For some reason, defensive tackle Carlos Watkins hasn't received a ton of attention this season. The 300-pound monster in the middle has been Clemson's most consistent defensive player the past two years and leads the team with 10.5 sacks and is second with 12.5 tackles for loss. And he's incredibly important in this game. Alabama's weakness along the offensive line is in the interior. That's perfect for Watkins. He could really wreak havoc on that line and make Hurts' day miserable. Hurts was off against Washington, and if Watkins can put some heat on him and get him out of rhythm, it could be long day for Steve Sarkisian's new offense.

The final word ... Alabama

"It's kind of a slap in the face when you do something well all year and then your parents give the gift to your little brother and he just got an F on his test." -- Alabama TE O.J. Howard on people picking Clemson to win

The final word ... Clemson

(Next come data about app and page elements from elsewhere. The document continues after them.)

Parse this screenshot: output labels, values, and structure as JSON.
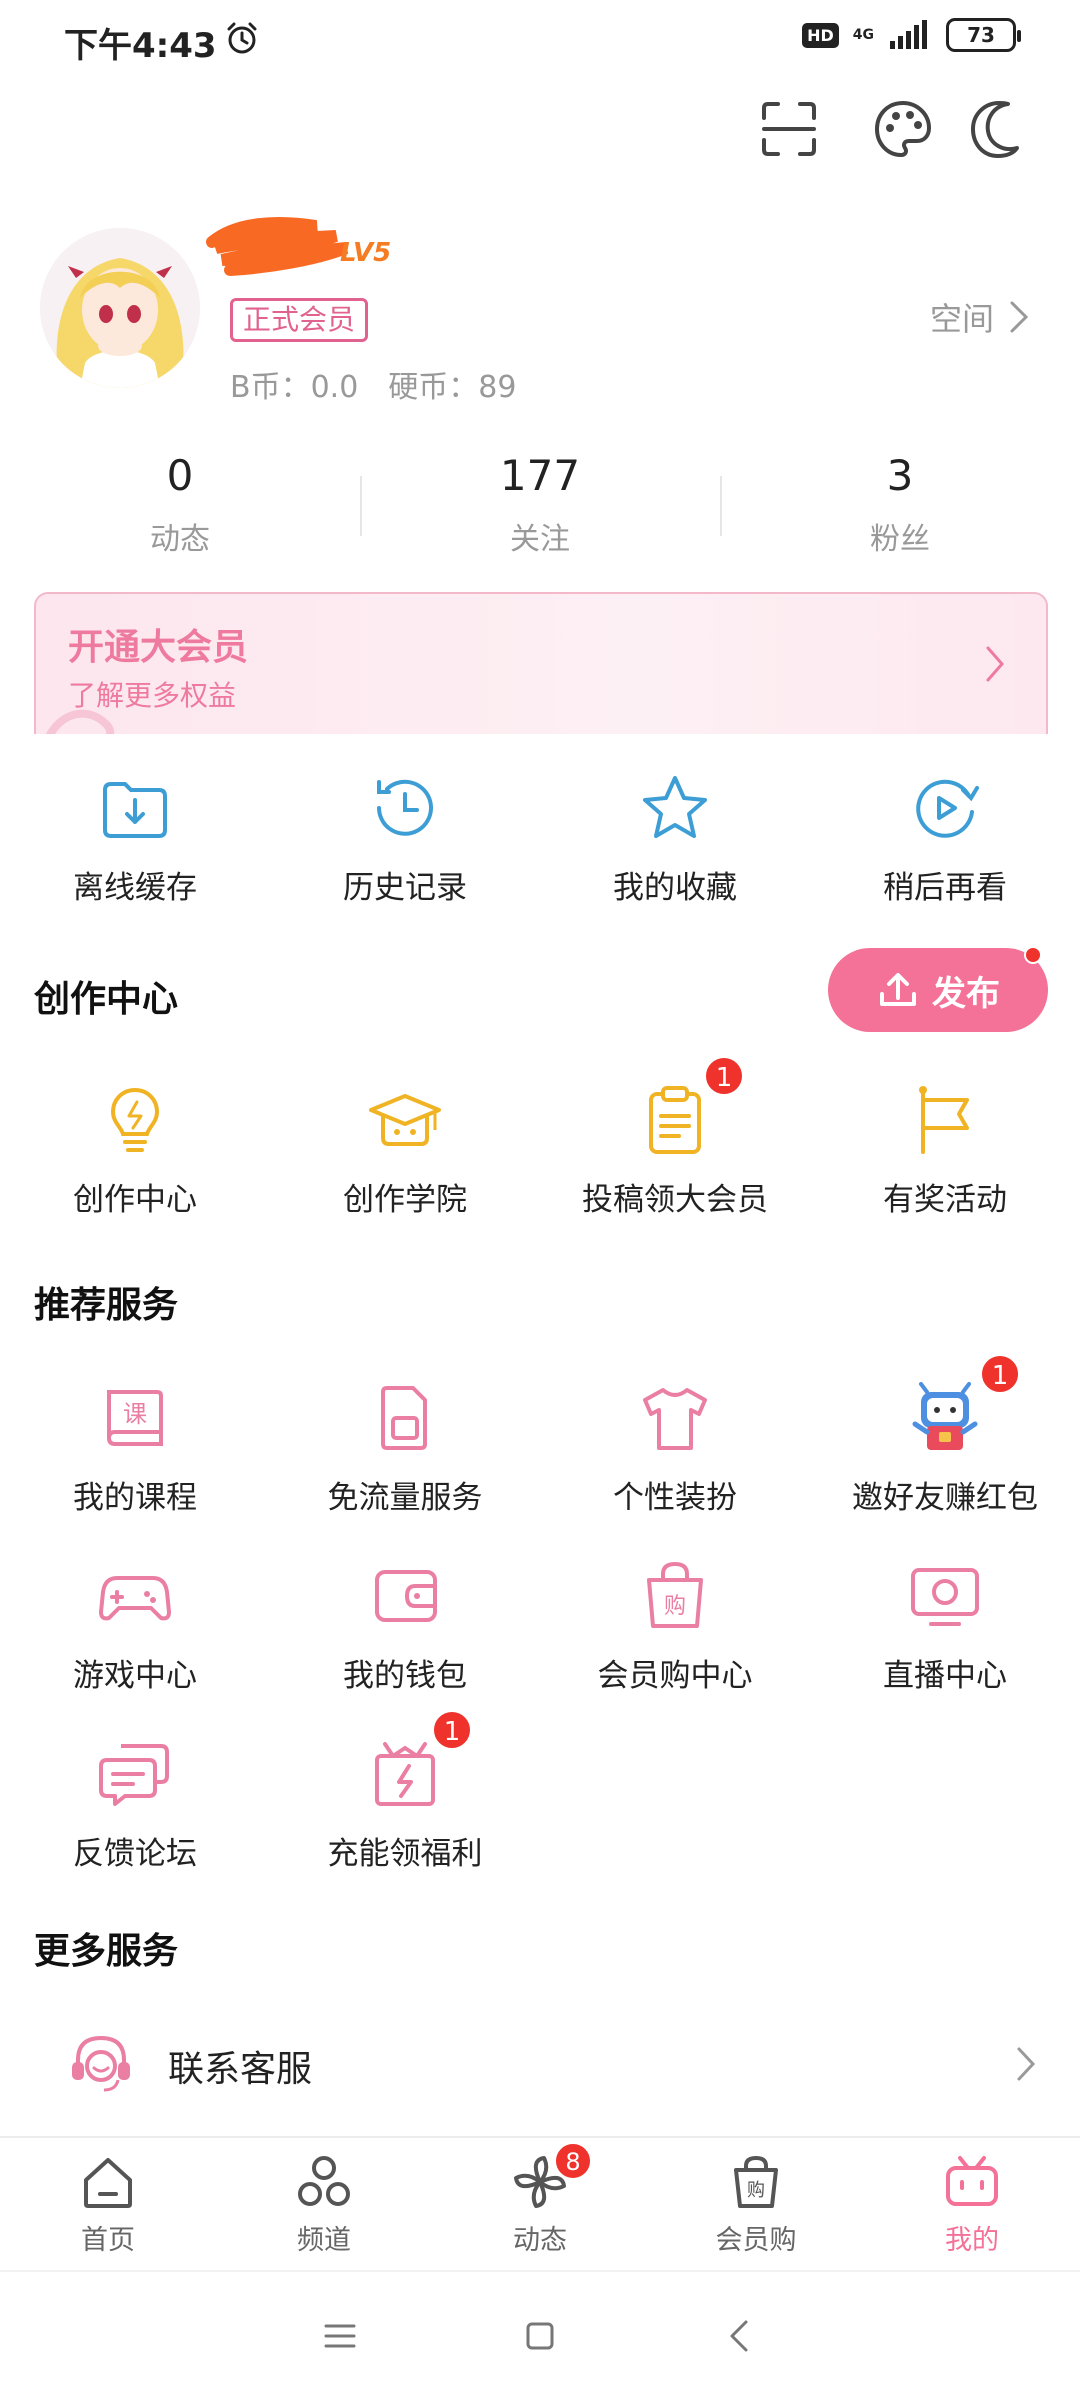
{
  "status_bar": {
    "time": "下午4:43",
    "hd": "HD",
    "network": "4G",
    "battery": "73"
  },
  "profile": {
    "level": "LV5",
    "member_badge": "正式会员",
    "b_coins": "B币：0.0",
    "hard_coins": "硬币：89",
    "space_label": "空间"
  },
  "stats": [
    {
      "value": "0",
      "label": "动态"
    },
    {
      "value": "177",
      "label": "关注"
    },
    {
      "value": "3",
      "label": "粉丝"
    }
  ],
  "vip_banner": {
    "title": "开通大会员",
    "subtitle": "了解更多权益"
  },
  "quick_actions": [
    {
      "label": "离线缓存",
      "icon": "offline-cache-icon"
    },
    {
      "label": "历史记录",
      "icon": "history-icon"
    },
    {
      "label": "我的收藏",
      "icon": "star-icon"
    },
    {
      "label": "稍后再看",
      "icon": "watch-later-icon"
    }
  ],
  "creation": {
    "title": "创作中心",
    "publish_label": "发布",
    "items": [
      {
        "label": "创作中心",
        "icon": "lightbulb-icon"
      },
      {
        "label": "创作学院",
        "icon": "graduation-cap-icon"
      },
      {
        "label": "投稿领大会员",
        "icon": "clipboard-icon",
        "badge": "1"
      },
      {
        "label": "有奖活动",
        "icon": "flag-icon"
      }
    ]
  },
  "recommended": {
    "title": "推荐服务",
    "items": [
      {
        "label": "我的课程",
        "icon": "course-book-icon",
        "glyph": "课"
      },
      {
        "label": "免流量服务",
        "icon": "sim-card-icon"
      },
      {
        "label": "个性装扮",
        "icon": "tshirt-icon"
      },
      {
        "label": "邀好友赚红包",
        "icon": "mascot-icon",
        "badge": "1"
      },
      {
        "label": "游戏中心",
        "icon": "gamepad-icon"
      },
      {
        "label": "我的钱包",
        "icon": "wallet-icon"
      },
      {
        "label": "会员购中心",
        "icon": "shopping-bag-icon",
        "glyph": "购"
      },
      {
        "label": "直播中心",
        "icon": "live-tv-icon"
      },
      {
        "label": "反馈论坛",
        "icon": "chat-bubbles-icon"
      },
      {
        "label": "充能领福利",
        "icon": "gift-box-icon",
        "badge": "1"
      }
    ]
  },
  "more_services": {
    "title": "更多服务",
    "items": [
      {
        "label": "联系客服",
        "icon": "headset-icon"
      }
    ]
  },
  "bottom_nav": [
    {
      "label": "首页",
      "icon": "home-icon"
    },
    {
      "label": "频道",
      "icon": "channel-icon"
    },
    {
      "label": "动态",
      "icon": "pinwheel-icon",
      "badge": "8"
    },
    {
      "label": "会员购",
      "icon": "shopping-bag-icon",
      "glyph": "购"
    },
    {
      "label": "我的",
      "icon": "tv-mascot-icon",
      "active": true
    }
  ],
  "colors": {
    "accent": "#f47197",
    "blue_icon": "#3d9ed6",
    "yellow_icon": "#f0b323",
    "pink_icon": "#ea7fa3",
    "badge_red": "#f0322c"
  }
}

"Being in that locker room crying, walking off the field with the confetti falling on you for all the wrong reasons. So really those two things. And as a defense, just felt like crap because we felt like it was on our shoulders when we lost that game, giving up 45 points. So, obviously, want to change that this year." -- Clemson LB Ben Boulware on losing last year's title game

How to watch

In addition to being able to watch this year's game on ESPN, the ESPN App and WatchESPN, you can enjoy the CFP Megacast, which features the following options, all starting at 8:15 p.m. ET: